*** Opening Exercise materials ***

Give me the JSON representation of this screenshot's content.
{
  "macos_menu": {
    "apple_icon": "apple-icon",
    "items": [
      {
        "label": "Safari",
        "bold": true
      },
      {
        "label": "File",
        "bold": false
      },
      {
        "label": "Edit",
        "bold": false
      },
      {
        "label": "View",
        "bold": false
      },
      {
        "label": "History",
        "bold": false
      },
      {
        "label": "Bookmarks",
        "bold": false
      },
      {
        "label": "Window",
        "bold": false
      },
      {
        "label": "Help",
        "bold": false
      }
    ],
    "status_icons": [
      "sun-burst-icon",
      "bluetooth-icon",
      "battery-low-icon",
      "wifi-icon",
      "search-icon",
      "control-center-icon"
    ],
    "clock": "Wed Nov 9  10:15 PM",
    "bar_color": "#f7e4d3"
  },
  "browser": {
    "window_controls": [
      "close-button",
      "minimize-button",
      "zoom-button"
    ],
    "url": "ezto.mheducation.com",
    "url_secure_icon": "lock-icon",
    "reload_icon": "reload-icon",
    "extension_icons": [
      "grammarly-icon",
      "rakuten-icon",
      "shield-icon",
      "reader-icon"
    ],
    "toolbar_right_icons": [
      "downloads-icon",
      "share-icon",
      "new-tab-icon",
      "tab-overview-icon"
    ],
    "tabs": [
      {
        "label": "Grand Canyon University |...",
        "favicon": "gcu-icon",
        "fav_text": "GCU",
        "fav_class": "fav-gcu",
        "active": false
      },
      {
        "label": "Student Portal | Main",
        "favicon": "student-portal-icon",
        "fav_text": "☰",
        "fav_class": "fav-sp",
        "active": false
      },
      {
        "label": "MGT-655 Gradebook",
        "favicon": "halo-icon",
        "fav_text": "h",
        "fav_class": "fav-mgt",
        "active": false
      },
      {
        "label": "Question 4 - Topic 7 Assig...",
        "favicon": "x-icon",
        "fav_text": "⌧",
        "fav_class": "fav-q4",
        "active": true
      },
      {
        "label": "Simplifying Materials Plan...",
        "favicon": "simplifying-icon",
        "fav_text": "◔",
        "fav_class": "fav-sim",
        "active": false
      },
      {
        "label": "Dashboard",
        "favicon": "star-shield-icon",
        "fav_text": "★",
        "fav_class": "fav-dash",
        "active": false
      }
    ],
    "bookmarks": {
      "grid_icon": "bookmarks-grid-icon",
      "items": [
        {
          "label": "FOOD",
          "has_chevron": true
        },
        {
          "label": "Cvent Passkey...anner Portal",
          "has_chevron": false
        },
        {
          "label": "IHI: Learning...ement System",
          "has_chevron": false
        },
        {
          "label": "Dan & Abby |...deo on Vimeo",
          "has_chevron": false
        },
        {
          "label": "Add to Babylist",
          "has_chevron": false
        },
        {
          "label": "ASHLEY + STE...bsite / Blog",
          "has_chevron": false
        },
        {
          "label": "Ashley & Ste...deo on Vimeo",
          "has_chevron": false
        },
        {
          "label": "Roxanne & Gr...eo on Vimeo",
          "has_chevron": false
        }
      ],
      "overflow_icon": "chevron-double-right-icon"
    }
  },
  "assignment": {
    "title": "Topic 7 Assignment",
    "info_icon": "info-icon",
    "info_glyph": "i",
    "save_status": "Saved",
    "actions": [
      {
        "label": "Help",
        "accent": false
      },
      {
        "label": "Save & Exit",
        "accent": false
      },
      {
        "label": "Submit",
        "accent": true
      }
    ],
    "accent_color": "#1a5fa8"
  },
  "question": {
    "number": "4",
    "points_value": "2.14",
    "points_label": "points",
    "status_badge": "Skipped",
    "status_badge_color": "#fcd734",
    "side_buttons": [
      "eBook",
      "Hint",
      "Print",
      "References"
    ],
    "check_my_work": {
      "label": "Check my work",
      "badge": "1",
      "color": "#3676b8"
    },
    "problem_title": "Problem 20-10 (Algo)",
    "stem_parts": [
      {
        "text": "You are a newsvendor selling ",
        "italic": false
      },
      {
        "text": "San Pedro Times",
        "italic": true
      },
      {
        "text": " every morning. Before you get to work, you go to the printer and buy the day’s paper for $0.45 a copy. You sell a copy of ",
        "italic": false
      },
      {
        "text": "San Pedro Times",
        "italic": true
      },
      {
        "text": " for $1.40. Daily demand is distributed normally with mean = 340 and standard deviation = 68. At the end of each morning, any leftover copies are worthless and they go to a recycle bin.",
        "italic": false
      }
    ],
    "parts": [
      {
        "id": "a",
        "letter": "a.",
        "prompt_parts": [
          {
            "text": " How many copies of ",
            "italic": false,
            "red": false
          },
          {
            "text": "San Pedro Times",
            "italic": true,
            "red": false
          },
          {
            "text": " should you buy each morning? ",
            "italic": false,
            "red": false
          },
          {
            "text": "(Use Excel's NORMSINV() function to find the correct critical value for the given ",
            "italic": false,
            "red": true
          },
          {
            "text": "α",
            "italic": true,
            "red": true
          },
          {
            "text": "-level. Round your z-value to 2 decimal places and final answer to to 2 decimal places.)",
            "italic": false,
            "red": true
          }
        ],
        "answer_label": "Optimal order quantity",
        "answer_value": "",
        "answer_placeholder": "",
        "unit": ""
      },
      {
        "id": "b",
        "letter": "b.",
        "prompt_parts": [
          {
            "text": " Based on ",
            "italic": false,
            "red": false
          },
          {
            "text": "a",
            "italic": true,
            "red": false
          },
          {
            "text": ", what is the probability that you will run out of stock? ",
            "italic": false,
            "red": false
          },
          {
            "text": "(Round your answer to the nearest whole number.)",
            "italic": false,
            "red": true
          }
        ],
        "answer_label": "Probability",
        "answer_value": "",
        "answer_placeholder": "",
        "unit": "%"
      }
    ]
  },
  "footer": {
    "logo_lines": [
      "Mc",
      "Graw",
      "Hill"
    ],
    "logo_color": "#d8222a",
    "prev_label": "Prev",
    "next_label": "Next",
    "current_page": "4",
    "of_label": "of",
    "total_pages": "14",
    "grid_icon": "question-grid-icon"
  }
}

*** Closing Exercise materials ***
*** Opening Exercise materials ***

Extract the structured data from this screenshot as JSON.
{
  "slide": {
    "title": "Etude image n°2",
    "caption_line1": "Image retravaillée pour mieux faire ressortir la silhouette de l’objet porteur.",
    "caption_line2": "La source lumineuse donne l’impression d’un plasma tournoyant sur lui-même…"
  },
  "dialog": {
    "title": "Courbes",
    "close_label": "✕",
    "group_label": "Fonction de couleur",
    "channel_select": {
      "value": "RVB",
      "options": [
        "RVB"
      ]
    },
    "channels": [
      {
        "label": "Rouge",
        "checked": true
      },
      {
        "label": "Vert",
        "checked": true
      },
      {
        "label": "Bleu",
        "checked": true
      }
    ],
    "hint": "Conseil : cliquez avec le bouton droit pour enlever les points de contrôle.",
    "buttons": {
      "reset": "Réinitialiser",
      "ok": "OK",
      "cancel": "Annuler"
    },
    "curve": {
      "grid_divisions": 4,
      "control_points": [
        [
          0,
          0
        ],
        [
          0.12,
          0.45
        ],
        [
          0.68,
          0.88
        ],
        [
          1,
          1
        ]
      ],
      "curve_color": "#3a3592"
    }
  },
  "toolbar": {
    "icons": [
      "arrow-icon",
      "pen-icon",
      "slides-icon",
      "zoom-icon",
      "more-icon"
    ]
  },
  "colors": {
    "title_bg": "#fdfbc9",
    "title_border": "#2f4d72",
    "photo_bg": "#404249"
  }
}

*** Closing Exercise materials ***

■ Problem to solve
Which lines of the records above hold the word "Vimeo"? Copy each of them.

■ Answer for the task
          "label": "Dan & Abby |...deo on Vimeo",
          "label": "Ashley & Ste...deo on Vimeo",
          "label": "Roxanne & Gr...eo on Vimeo",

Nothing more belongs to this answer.